versions and will backport.

[Eric]
> Since you're calling int() on the result, can't this code:
> self._int = str(int((intpart+fracpart).lstrip('0') or '0'))
> just be:
> self._int = str(int(intpart+fracpart))
> ?

Yes!  Thank you.  I'm not sure what (if anything) I was thinking here.

The str(int(...)) hack is quite an ugly way to normalize a string;  it 
also has the drawback of taking time quadratic in the length of the 
input.  In its defence: (a) I can't think of anything better; (b) this 
change seems to have no noticeable effect on the time to run the test-
suite, and (c) since all the arithmetic operations use string <-> int 
conversions anyway the quadratic time behaviour doesn't really make 
things any worse than they already are.

> And here, you already know diag is not None, so do you need the "or 
'0'"
> part?
> self._int = str(int(diag or '0')).lstrip('0')

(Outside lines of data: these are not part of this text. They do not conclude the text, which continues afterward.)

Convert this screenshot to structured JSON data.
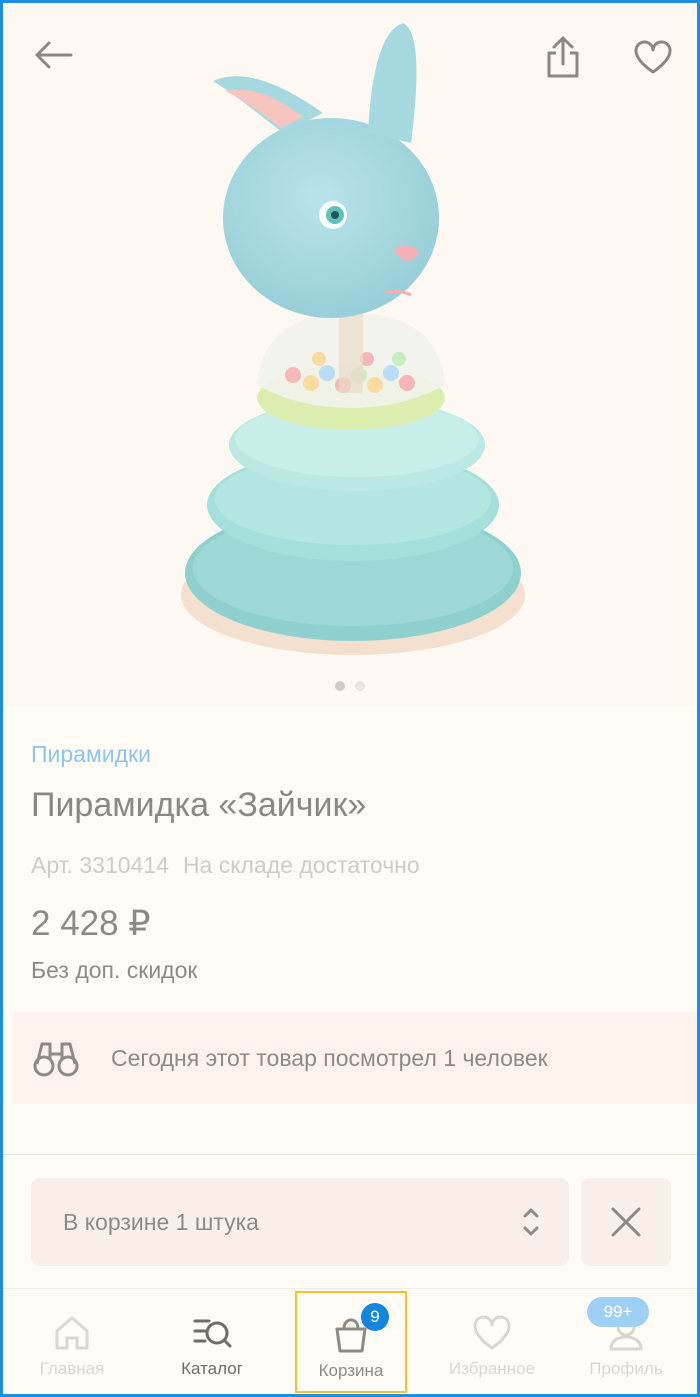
{
  "header": {
    "back_icon": "arrow-left-icon",
    "share_icon": "share-icon",
    "favorite_icon": "heart-outline-icon"
  },
  "gallery": {
    "image_alt": "Пирамидка «Зайчик»",
    "pages": 2,
    "active_page": 1
  },
  "product": {
    "category": "Пирамидки",
    "title": "Пирамидка «Зайчик»",
    "article": "Арт. 3310414",
    "stock": "На складе достаточно",
    "price": "2 428 ₽",
    "discount_note": "Без доп. скидок"
  },
  "viewers": {
    "icon": "binoculars-icon",
    "text": "Сегодня этот товар посмотрел 1 человек"
  },
  "cart_control": {
    "label": "В корзине 1 штука",
    "stepper_icon": "chevron-up-down-icon",
    "remove_icon": "close-icon"
  },
  "tabbar": {
    "items": [
      {
        "label": "Главная",
        "icon": "home-icon"
      },
      {
        "label": "Каталог",
        "icon": "catalog-search-icon"
      },
      {
        "label": "Корзина",
        "icon": "shopping-bag-icon",
        "badge": "9"
      },
      {
        "label": "Избранное",
        "icon": "heart-icon"
      },
      {
        "label": "Профиль",
        "icon": "profile-icon",
        "badge": "99+"
      }
    ]
  },
  "colors": {
    "accent_blue": "#1486df",
    "highlight_border": "#f2c232",
    "frame_border": "#1a8fe3"
  }
}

I think *something* like this is needed, since diag can legitimately be 
the empty string.  It might be clearer as a proper if block, though:  
'if diag: ...  else: ...'.
msg91133 - (view) Author: Raymond Hettinger (rhettinger) * (Python committer) Date: 2009-07-31 16:30
I like the str(int(...))  approach because it guarantees handling that
is consistent with other types.
msg91180 - (view) Author: Mark Dickinson (mark.dickinson) * (Python committer) Date: 2009-08-02 10:16
Committed to py3k in r74279, release31-maint in r74280.  Leaving open for 
backport to 2.x.
msg91181 - (view) Author: Mark Dickinson (mark.dickinson) * (Python committer) Date: 2009-08-02 11:03
Backported to trunk and release26-maint in r74281 and r74282.
History
Date User Action Args
2009-08-02 11:03:41mark.dickinsonsetstatus: open -> closed
resolution: fixed
messages: + msg91181
2009-08-02 10:16:42mark.dickinsonsetmessages: + msg91180
2009-07-31 16:30:15rhettingersetmessages: + msg91133
2009-07-30 10:10:34mark.dickinsonsetmessages: + msg91092
versions: + Python 2.6, Python 3.1, Python 2.7
2009-07-29 17:22:10rhettingersetnosy: + rhettinger
messages: + msg91051
2009-07-29 10:35:40eric.smithsetmessages: + msg91033
2009-07-29 10:07:44eric.smithsetnosy: + eric.smith
messages: + msg91032
2009-07-29 09:06:42mark.dickinsonsetfiles: + issue6595.patch
keywords: + patch
messages: + msg91031
2009-07-29 08:39:53mark.dickinsoncreate